I see more dehydrated patients than anything else, and even though dehydration is usually an auxiliary symptom of something more serious, the lack of hydration to the body is a very serious situation. Many people believe that athletes are the only people who need to worry about dehydration, but in reality, it should concern everyone.
Infants, young children and the elderly are those at the highest risk for dehydration because the turnover of fluids and electrolytes is the highest. If the loss of fluids becomes too severe, it is considered a life-threatening emergency.
Dehydration is caused in two ways: either the patient has not taken in enough fluids, or the patient has lost too many fluids that have not been replenished. Vomiting and diarrhea are the two most common causes of dehydration. People with diabetes are also at an increased risk because of excessive urination. The intake of fluids should be greater than the amount of fluids leaving the body, which means that individuals with vomiting or diarrhea should be taking in more fluids than normal.
When patients are sick with other illnesses, their risk for dehydration increases. Afflicted by sore throats, nausea, or stomachaches, patients don’t want to drink anything at all, which causes them to receive too little fluids. Combined with the possibility of vomiting or diarrhea, this becomes a dangerous issue.
Dehydration can also be caused by excessive sweating or fever.
The most common symptoms of dehydration are dry mouth, low urine output, darkly colored urine, an inability to produce tears, sunken eyes and decreased energy. In extreme cases, the patient will have low blood pressure, a rapidly beating heart, poor skin tugor (elasticity), delayed capillary refill (when you press the skin, it blanches and does not return to normal color immediately) and possibly shock. In the worst case scenario, the patient will entire into a comatose state because they are unable to sustain consciousness with no fluids in the body.
For mild cases of dehydration, it is usually advisable to drink frequent, small amounts of fluid until the symptoms pass. If a patient tries to drink too much at once, it may induce vomiting. Infants and children can be given fluids through a syringe or with a teaspoon, if possible. For adults, water is usually the fluid of choice, but for infants and young children, an electrolyte-rich solution is preferable.
It is commonly thought that sports drinks such as Gatorade and PowerAde are the most effective methods of rehydration, but since they contain large amounts of sugar, they are more likely to induce vomiting. It is better to find an electrolyte beverage at your local pharmacy than to start drinking a sports drink. If Gatorade or PowerAde are your only options, choose a clear or yellow flavor, which are easier on the stomach.

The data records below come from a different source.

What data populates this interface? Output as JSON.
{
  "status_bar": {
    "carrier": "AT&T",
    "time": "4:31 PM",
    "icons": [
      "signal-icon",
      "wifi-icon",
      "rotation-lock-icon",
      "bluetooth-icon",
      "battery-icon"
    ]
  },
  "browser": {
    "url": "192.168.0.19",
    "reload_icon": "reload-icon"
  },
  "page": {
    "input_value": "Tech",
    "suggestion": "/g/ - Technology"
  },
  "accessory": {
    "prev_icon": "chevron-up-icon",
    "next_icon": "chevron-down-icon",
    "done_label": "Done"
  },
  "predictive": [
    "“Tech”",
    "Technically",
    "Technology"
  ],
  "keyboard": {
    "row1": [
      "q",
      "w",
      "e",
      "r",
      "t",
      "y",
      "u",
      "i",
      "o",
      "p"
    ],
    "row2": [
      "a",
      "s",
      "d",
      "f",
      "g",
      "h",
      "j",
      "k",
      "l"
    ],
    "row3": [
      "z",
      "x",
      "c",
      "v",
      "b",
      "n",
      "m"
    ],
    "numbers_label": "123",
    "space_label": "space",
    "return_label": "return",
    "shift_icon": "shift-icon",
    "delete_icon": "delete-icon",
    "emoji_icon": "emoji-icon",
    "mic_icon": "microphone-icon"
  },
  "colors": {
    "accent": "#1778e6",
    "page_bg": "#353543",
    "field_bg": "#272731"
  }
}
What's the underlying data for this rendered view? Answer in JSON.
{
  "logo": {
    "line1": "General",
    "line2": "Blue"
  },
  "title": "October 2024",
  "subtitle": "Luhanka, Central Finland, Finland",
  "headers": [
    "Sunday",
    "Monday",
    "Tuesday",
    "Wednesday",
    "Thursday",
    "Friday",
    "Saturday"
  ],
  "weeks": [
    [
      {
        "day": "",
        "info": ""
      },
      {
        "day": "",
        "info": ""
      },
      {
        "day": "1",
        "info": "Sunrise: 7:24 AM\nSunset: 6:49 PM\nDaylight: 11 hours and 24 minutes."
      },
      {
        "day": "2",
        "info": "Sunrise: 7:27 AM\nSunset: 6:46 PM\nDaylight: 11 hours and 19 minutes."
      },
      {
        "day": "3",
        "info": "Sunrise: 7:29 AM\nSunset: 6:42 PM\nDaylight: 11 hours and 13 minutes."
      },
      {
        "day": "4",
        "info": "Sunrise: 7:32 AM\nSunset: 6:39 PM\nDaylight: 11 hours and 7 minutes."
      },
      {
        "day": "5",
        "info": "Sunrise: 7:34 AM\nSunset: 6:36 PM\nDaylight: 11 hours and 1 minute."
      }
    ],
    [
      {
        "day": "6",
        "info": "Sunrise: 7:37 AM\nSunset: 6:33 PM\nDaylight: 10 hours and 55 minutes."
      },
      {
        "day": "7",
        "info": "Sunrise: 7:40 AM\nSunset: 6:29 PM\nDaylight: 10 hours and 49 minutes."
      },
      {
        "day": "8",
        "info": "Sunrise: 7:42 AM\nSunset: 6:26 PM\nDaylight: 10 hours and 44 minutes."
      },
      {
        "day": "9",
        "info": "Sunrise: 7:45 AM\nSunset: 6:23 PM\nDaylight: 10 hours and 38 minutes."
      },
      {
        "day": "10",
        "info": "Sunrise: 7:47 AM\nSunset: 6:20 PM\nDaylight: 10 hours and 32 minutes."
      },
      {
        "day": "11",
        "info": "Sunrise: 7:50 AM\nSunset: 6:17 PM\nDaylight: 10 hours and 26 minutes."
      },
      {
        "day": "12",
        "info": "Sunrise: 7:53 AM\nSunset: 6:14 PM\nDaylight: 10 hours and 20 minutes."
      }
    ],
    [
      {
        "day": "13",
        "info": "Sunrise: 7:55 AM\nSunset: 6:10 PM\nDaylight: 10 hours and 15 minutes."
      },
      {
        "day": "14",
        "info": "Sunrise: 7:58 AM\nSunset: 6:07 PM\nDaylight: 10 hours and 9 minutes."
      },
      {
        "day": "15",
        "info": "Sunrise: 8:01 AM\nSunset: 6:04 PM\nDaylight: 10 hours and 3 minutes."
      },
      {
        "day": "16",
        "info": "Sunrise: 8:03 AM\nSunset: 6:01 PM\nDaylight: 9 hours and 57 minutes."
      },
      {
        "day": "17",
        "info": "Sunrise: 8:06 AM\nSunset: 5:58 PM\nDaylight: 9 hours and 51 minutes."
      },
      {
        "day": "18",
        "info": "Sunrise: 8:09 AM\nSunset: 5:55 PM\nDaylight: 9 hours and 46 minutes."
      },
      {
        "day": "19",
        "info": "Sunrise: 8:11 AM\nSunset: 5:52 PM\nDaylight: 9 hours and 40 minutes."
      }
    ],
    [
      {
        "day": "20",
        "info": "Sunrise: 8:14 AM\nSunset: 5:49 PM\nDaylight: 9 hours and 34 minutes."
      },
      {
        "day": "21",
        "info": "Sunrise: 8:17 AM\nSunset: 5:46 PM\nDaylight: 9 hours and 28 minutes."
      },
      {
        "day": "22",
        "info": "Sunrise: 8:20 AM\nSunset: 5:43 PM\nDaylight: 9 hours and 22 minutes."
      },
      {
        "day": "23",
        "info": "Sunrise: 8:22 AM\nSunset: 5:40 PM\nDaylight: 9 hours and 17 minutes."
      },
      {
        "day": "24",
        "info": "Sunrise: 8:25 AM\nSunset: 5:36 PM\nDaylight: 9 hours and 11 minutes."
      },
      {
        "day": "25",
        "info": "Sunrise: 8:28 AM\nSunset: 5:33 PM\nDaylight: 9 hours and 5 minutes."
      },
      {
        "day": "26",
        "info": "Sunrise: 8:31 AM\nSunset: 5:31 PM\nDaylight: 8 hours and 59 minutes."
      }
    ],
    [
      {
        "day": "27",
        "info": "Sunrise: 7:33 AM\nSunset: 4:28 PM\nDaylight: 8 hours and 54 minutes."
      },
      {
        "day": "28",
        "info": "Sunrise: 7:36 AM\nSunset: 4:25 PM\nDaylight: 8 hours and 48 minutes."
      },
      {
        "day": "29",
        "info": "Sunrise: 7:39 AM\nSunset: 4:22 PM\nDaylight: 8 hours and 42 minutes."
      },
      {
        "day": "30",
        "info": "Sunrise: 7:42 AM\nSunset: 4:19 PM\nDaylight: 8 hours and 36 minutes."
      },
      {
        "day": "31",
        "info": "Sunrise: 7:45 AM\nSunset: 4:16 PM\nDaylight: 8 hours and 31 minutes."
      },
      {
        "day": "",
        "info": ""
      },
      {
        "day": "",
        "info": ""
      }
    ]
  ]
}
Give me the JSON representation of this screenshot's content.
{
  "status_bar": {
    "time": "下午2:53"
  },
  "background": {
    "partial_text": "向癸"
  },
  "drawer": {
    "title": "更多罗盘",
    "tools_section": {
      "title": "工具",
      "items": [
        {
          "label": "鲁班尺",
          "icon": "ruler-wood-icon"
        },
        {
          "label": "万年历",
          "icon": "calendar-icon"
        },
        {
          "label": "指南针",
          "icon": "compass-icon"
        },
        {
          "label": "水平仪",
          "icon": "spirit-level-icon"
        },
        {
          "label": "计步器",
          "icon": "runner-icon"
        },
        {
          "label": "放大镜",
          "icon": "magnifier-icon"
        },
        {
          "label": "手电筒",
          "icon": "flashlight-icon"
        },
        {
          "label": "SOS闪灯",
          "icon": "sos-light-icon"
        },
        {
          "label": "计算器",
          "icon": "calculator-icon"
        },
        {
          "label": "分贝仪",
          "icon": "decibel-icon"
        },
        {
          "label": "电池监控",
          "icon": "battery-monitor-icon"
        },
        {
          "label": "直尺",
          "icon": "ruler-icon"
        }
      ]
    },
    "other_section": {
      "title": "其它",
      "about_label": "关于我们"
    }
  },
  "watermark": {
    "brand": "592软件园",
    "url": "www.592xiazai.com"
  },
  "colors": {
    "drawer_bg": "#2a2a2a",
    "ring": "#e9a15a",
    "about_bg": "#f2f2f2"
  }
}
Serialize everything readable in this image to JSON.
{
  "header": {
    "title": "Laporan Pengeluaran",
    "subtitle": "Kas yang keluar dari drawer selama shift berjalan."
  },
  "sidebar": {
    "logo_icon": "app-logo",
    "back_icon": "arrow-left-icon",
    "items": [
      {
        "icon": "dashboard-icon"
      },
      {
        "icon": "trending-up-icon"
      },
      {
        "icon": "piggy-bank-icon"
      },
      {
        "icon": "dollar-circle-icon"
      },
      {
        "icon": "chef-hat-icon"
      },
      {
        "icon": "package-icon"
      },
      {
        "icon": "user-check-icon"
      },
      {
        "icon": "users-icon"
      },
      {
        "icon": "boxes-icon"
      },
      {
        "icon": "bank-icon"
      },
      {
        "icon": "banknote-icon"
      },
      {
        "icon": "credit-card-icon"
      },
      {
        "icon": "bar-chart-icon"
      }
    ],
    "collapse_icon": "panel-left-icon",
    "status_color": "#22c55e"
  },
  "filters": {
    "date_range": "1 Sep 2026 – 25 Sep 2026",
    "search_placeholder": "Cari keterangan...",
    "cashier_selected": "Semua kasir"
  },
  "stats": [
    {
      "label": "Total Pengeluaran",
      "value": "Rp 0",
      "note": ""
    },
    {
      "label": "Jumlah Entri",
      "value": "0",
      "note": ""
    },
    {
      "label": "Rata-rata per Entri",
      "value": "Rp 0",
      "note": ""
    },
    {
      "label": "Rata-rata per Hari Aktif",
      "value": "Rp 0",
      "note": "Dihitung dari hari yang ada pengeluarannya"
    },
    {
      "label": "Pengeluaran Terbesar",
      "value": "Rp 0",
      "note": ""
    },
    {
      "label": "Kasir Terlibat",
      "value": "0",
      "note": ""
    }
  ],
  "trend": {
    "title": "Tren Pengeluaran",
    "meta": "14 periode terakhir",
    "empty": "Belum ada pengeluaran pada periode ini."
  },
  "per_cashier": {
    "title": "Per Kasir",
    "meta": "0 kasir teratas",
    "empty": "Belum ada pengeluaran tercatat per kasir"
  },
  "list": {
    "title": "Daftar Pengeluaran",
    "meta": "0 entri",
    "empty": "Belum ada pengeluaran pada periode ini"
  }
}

For severe cases of dehydration, hospitalization may be necessary for intravenous fluids to be administered. When treated promptly, dehydration has no lasting effects, though untreated dehydration can result in catatonia, seizures or even brain damage.
In order to prevent dehydration, drink plenty of fluids every day. If it is hot outside, or if you are engaging in strenuous activity or exercise, then you should increase your fluid intake. Ill patients should be sure to continually drink small amounts of fluids, even when vomiting or experiencing diarrhea. Even a few sips every fifteen minutes will help to guard against dehydration.
Avoid sodas, other sugary drinks, milk and coffee when dehydrated, because these fluids will only serve to increase the level of dehydration, or possibly induce vomiting.